Find every line in the records below that contains "công", and copy it.

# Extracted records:
"""

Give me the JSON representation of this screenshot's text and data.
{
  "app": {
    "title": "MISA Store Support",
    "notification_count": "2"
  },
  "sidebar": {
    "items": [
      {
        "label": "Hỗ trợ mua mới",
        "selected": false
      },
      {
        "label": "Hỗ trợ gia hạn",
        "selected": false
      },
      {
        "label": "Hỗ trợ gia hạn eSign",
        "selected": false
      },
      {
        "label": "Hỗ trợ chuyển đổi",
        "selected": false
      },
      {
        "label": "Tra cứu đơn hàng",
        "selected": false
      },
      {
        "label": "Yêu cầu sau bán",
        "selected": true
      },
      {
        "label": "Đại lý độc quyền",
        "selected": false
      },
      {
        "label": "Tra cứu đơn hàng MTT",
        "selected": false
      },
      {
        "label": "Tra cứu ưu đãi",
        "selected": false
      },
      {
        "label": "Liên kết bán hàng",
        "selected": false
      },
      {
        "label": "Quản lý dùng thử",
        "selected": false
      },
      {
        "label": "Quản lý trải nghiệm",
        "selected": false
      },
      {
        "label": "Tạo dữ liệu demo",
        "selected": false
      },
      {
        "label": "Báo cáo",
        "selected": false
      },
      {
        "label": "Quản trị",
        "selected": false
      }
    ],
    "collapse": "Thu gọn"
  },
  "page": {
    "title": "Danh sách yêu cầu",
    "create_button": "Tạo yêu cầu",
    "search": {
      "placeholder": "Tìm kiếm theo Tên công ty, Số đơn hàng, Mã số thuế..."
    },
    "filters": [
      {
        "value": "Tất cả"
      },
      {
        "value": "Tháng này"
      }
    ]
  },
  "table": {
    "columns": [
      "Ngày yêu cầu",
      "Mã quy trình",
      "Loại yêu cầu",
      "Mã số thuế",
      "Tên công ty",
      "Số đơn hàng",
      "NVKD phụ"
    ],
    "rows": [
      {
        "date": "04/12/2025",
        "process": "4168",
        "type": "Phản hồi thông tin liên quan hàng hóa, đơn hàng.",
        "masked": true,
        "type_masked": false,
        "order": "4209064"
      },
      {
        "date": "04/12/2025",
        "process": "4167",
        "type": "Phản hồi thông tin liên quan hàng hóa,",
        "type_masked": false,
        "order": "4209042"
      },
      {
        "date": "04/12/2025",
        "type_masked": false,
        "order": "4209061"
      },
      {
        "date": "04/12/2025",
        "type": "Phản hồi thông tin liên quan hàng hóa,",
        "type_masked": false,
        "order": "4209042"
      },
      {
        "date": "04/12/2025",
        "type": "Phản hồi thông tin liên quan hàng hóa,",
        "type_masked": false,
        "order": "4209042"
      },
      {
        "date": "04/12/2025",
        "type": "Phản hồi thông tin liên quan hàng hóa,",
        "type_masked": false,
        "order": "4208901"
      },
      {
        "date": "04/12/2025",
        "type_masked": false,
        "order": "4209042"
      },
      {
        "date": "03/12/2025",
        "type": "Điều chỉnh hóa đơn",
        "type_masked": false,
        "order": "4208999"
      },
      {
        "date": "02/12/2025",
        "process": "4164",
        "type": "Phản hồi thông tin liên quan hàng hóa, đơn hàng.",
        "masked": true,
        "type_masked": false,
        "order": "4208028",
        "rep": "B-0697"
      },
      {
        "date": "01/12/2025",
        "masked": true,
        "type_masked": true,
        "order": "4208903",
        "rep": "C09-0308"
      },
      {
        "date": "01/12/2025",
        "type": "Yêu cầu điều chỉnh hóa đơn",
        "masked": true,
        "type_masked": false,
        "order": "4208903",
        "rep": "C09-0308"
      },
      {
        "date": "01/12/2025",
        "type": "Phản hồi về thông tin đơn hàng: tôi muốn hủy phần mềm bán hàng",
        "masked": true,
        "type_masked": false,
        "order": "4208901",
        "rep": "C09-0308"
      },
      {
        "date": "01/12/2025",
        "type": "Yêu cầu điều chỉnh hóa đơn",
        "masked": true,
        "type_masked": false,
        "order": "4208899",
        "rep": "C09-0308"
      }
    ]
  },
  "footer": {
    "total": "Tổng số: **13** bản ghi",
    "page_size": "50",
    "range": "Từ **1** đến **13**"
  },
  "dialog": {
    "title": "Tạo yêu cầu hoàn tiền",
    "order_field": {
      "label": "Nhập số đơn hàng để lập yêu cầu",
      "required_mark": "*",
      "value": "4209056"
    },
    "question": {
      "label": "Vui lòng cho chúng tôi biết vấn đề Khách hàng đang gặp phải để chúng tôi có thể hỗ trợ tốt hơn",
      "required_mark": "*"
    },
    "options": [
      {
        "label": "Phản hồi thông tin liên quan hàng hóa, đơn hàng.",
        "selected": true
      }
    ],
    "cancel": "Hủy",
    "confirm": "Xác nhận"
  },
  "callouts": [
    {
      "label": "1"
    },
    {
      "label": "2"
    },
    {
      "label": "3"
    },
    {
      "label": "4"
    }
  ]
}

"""

# Response for this exercise:
      "placeholder": "Tìm kiếm theo Tên công ty, Số đơn hàng, Mã số thuế..."
      "Tên công ty",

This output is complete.